### REQUIRED WORK
In the data that follows, count each line holding the string "Products"; answer with the number only.

Component data from apps and pages:
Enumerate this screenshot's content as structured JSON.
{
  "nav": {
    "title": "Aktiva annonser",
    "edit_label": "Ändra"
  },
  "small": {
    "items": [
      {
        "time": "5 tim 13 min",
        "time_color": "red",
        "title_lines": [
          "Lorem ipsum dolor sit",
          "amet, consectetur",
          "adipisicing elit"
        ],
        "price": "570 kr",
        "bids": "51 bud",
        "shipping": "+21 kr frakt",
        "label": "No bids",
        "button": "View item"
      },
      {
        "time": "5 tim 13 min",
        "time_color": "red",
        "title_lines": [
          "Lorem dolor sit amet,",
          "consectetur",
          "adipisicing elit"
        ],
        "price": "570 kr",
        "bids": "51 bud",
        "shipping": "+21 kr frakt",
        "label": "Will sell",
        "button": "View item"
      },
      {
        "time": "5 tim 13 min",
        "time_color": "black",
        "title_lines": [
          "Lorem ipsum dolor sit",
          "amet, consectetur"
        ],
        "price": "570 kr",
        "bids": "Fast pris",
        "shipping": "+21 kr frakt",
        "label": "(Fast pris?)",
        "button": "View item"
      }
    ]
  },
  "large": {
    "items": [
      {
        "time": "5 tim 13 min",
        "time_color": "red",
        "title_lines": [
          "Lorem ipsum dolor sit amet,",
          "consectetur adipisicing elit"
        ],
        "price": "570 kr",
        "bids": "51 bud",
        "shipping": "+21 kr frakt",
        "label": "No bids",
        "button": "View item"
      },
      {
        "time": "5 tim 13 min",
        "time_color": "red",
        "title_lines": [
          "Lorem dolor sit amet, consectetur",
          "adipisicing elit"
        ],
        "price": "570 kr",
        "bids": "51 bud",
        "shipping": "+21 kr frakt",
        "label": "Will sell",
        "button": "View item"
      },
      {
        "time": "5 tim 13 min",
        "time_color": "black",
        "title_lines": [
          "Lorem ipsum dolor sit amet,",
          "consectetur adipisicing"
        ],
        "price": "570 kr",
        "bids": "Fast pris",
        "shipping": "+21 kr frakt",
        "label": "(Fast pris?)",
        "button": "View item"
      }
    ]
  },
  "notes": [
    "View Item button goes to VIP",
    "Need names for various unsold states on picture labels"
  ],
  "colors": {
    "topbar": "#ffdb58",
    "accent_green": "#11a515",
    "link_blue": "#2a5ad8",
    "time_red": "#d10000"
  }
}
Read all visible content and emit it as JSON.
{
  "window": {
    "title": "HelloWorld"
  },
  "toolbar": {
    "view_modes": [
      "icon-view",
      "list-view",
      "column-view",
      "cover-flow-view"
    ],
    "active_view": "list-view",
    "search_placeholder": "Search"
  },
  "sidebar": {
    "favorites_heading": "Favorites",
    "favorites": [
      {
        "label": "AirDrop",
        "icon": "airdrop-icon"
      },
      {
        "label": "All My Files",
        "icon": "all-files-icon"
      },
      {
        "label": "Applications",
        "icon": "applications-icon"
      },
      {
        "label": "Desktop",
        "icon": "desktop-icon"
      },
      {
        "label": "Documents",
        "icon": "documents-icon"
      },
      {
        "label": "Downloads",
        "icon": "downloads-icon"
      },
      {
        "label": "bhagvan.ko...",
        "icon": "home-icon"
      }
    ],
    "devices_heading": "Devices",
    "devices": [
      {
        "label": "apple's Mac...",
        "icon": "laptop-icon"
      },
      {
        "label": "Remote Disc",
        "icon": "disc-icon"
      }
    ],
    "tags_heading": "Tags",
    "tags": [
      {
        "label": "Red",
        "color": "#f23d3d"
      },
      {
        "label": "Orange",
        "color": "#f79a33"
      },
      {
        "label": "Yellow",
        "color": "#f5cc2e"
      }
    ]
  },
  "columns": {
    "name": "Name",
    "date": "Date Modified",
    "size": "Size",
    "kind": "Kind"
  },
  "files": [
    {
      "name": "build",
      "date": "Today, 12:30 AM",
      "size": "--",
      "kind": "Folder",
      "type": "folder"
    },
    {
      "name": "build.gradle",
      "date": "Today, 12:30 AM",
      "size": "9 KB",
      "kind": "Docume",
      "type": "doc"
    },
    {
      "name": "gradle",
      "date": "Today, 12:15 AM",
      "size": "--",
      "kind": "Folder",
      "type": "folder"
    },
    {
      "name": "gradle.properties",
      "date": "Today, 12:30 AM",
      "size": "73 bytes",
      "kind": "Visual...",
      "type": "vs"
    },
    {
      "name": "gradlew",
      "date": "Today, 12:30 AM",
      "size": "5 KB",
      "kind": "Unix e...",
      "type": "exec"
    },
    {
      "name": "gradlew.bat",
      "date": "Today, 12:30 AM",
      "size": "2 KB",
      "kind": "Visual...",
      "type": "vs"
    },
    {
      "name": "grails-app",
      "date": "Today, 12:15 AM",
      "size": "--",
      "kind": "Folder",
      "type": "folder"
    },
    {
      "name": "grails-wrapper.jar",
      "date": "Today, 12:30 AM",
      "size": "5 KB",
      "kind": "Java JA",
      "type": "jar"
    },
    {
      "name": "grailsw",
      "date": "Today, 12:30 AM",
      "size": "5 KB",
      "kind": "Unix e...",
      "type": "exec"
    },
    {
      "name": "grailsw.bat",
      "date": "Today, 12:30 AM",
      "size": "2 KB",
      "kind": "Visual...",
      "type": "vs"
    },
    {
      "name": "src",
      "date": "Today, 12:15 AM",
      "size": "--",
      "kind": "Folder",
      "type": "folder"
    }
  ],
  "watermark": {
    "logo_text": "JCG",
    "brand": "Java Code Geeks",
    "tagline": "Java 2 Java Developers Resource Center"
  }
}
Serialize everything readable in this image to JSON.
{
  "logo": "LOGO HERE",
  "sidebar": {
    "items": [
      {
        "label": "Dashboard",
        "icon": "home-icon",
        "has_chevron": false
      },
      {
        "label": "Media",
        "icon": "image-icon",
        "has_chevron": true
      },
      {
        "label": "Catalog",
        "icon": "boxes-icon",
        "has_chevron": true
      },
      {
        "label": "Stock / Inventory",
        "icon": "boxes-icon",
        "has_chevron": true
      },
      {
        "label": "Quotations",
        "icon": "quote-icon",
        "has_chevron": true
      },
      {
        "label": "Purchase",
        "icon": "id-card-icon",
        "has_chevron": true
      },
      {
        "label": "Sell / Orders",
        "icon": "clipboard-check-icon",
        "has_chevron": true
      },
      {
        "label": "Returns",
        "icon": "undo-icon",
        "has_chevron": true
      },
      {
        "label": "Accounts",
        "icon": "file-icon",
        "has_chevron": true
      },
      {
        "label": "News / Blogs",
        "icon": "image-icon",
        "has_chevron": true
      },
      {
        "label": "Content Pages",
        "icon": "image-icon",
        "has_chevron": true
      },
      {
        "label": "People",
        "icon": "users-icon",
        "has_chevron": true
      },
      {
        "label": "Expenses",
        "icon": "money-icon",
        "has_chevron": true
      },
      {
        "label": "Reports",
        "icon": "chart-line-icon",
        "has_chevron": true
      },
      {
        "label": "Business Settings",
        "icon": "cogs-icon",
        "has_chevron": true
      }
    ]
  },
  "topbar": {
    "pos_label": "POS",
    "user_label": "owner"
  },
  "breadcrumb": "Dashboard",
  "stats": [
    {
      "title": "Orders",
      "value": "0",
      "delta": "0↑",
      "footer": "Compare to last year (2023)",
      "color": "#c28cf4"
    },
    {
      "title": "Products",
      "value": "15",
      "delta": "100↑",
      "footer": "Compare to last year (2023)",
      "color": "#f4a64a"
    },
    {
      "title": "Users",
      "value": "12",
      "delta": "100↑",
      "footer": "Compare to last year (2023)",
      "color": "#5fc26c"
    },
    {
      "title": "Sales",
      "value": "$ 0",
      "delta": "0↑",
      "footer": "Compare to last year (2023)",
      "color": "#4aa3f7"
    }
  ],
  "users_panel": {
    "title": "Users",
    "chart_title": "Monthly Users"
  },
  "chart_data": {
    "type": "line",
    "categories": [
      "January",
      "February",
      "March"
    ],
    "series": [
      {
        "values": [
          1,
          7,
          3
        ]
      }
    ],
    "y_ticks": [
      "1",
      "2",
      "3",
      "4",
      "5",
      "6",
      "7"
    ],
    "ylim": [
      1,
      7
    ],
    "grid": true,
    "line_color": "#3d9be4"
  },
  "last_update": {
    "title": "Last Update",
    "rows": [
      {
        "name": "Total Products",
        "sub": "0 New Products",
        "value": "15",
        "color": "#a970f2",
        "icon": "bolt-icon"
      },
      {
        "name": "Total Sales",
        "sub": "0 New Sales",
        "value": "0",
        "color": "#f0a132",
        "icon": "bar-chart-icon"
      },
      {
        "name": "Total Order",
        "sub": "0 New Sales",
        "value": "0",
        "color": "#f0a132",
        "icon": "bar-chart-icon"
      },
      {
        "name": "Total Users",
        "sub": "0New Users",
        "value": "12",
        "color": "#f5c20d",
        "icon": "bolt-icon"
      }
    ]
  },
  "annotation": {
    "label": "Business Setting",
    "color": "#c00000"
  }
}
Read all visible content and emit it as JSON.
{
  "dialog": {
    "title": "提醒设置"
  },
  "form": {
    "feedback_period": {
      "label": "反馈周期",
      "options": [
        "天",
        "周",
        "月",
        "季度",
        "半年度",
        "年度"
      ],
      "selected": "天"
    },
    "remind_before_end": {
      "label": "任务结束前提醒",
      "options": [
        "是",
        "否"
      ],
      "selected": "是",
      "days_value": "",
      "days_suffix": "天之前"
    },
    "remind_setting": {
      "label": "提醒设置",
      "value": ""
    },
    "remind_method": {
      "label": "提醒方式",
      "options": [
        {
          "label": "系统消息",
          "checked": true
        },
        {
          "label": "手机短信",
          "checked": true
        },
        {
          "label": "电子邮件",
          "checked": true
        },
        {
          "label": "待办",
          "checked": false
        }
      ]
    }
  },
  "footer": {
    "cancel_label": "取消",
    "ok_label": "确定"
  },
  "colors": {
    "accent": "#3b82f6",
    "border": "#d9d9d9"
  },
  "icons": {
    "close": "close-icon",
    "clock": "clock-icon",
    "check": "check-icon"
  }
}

### OUTPUT OF THE TASK
3